Just around a million.
Did you know that by November 2006 there will be one million words in the English language?
That is the estimation from Paul Payack, the President of Global Language Monitor, a non-profit group that documents, analyses and tracks trends in language the world over.
Oh, too late, Paul. Oxford has already clocked a billion words.
A massive language research database responsible for bringing words such as "podcast" and "celebutante" to the pages of the Oxford dictionaries has officially hit a total of 1 billion words, researchers said Wednesday.
I'll see your billion and raise you a brazilian.
Oh, but wait. It appears those aren't separate word types. They're just tokens. In other words, they've assembled a corpus of a billion words, but most words are repeated.
Determining how many words there are in English isn't so hard from a compiling standpoint. It's easy to write a Perl script to plow (or plough) through a corpus and count individual word types. No, the problem is defining what a word is. 'Cat' and 'cats' are two words, but one lexeme, so dictionaries list them under the same heading. What about polysemous words? The mouse on my computer and the mouse my cat runs from are two separate things; should they be one word or two? What about multi-word expressions: is 'ice cream' one word or two? Does it matter if I spell it with a hyphen? Any one of these decisions will change the count and complicate the task. So when someone reports 'English has X words', they really ought to clarify what definition of 'word' they used.

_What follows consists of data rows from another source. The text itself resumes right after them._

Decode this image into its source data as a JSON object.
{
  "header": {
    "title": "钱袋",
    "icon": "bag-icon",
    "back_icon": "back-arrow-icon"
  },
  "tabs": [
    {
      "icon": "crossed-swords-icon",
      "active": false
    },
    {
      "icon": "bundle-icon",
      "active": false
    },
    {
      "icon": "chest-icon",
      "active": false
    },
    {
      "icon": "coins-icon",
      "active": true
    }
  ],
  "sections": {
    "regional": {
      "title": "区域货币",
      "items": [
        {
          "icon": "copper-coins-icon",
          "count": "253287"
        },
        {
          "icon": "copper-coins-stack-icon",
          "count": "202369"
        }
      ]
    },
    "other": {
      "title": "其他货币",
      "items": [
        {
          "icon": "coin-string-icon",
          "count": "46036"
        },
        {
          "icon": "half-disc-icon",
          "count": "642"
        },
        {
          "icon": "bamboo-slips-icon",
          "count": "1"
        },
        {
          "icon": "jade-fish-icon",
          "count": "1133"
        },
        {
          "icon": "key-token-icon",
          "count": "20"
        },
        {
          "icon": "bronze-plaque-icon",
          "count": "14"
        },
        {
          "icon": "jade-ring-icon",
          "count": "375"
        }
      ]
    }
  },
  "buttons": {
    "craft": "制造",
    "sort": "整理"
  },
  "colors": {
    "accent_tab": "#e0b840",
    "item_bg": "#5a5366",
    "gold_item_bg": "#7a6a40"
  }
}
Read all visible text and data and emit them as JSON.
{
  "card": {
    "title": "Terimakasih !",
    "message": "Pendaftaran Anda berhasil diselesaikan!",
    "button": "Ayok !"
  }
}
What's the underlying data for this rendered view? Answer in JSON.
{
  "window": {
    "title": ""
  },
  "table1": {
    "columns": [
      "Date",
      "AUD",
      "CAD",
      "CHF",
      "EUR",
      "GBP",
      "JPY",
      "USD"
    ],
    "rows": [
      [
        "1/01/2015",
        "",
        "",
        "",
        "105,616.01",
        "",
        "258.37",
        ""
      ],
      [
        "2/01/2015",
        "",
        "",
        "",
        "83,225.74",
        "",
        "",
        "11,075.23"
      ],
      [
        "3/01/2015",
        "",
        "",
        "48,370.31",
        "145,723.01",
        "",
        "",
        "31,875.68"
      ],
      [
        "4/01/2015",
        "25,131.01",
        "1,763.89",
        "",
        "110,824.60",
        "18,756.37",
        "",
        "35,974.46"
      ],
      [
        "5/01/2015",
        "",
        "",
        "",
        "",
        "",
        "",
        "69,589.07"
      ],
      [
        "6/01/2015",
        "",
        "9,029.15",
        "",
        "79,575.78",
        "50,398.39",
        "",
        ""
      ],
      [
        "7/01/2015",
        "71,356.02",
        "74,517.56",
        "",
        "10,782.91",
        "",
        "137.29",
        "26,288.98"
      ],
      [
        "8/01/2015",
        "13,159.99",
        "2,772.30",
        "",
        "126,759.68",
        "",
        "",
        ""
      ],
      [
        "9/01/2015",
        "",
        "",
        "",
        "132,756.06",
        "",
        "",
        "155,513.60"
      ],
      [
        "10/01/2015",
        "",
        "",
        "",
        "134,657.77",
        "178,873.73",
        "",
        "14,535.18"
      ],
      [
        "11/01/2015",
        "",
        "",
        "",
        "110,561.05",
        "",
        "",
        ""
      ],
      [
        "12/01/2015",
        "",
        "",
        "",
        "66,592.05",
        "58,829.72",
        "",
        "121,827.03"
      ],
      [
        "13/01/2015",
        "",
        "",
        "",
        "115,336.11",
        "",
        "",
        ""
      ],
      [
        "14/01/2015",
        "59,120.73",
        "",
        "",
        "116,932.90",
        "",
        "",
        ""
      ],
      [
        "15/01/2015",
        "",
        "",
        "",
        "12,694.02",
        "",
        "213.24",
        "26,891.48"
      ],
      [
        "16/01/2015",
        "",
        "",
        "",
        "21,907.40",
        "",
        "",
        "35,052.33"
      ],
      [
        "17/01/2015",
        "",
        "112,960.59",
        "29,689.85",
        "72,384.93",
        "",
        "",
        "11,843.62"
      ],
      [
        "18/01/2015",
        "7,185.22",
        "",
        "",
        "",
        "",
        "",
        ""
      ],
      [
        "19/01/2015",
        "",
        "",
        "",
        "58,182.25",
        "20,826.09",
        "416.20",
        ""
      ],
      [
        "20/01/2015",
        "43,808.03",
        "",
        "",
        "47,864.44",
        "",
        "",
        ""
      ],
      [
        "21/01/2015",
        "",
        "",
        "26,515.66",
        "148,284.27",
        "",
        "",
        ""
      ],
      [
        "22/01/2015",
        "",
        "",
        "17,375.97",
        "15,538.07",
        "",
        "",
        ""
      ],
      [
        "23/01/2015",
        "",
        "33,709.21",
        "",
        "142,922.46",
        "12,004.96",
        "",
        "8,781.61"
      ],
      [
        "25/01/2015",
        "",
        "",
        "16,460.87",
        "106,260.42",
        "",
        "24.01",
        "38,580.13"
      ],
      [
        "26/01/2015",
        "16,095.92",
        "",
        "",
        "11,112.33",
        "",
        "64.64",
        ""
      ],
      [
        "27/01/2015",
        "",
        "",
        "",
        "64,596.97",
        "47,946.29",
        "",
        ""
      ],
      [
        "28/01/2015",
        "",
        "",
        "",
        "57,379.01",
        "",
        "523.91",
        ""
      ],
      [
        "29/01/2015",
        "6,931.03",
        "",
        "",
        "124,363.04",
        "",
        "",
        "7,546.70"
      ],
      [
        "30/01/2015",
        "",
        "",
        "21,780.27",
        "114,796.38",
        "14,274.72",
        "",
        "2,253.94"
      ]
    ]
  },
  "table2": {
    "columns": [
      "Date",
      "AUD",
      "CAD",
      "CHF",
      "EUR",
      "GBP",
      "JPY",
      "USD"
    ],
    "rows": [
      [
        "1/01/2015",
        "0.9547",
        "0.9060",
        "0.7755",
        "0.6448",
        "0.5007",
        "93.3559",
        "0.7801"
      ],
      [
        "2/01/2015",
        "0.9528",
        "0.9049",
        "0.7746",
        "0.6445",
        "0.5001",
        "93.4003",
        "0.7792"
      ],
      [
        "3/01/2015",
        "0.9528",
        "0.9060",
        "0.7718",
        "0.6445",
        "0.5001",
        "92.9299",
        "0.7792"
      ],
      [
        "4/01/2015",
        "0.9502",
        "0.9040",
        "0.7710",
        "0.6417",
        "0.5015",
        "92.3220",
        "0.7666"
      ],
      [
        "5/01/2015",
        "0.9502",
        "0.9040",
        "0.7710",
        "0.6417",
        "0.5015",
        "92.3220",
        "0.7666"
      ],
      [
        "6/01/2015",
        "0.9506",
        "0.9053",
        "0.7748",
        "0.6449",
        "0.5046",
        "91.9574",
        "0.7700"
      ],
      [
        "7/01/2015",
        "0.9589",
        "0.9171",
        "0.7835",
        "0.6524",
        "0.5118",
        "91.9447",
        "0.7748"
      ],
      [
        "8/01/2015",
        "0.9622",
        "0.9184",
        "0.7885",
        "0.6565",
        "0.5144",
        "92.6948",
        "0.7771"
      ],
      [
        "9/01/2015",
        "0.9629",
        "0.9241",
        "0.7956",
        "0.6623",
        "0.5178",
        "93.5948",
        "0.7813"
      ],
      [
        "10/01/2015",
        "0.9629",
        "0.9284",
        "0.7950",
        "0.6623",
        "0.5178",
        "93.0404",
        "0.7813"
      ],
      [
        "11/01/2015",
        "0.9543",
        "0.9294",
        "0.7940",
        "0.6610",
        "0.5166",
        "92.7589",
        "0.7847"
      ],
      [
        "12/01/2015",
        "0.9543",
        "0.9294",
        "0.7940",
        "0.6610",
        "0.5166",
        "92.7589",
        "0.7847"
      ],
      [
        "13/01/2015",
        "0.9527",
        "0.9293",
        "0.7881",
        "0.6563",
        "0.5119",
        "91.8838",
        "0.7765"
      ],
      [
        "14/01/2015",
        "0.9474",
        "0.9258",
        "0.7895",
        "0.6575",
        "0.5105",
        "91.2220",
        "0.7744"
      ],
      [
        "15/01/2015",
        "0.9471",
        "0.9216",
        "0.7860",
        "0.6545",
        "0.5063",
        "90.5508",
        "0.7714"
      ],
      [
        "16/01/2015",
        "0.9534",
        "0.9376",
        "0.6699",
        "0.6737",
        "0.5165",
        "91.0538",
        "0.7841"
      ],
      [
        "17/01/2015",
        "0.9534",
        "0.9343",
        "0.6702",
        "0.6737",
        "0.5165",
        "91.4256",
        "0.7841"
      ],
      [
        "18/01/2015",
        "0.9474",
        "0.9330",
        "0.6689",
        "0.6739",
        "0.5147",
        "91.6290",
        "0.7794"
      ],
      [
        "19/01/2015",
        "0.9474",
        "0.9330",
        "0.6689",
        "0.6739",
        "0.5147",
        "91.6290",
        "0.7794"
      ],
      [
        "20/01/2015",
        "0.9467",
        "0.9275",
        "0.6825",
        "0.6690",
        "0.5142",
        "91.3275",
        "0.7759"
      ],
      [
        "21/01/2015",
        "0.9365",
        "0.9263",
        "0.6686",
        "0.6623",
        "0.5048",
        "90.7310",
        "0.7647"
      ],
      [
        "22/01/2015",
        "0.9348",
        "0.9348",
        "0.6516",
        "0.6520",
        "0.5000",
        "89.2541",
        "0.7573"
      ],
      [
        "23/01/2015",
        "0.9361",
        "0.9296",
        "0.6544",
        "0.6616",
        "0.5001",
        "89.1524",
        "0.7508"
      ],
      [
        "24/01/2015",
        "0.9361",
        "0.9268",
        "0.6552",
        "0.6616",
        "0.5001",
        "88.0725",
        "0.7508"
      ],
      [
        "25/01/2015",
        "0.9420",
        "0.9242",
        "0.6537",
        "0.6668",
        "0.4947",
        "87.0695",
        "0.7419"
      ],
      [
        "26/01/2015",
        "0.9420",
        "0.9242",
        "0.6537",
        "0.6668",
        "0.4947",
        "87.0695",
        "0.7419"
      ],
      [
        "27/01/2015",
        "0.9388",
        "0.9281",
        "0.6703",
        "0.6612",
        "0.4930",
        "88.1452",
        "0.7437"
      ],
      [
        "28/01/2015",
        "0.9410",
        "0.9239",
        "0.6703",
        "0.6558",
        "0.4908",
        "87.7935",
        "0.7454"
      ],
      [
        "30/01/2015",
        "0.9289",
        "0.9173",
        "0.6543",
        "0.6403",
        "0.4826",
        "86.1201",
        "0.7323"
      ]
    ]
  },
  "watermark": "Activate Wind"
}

The reason I'm bringing this up is that I know someone's going to come to me and say, "Did you know that there are a billion words in English?"
And then I'll say, "UK billion, or American billion?"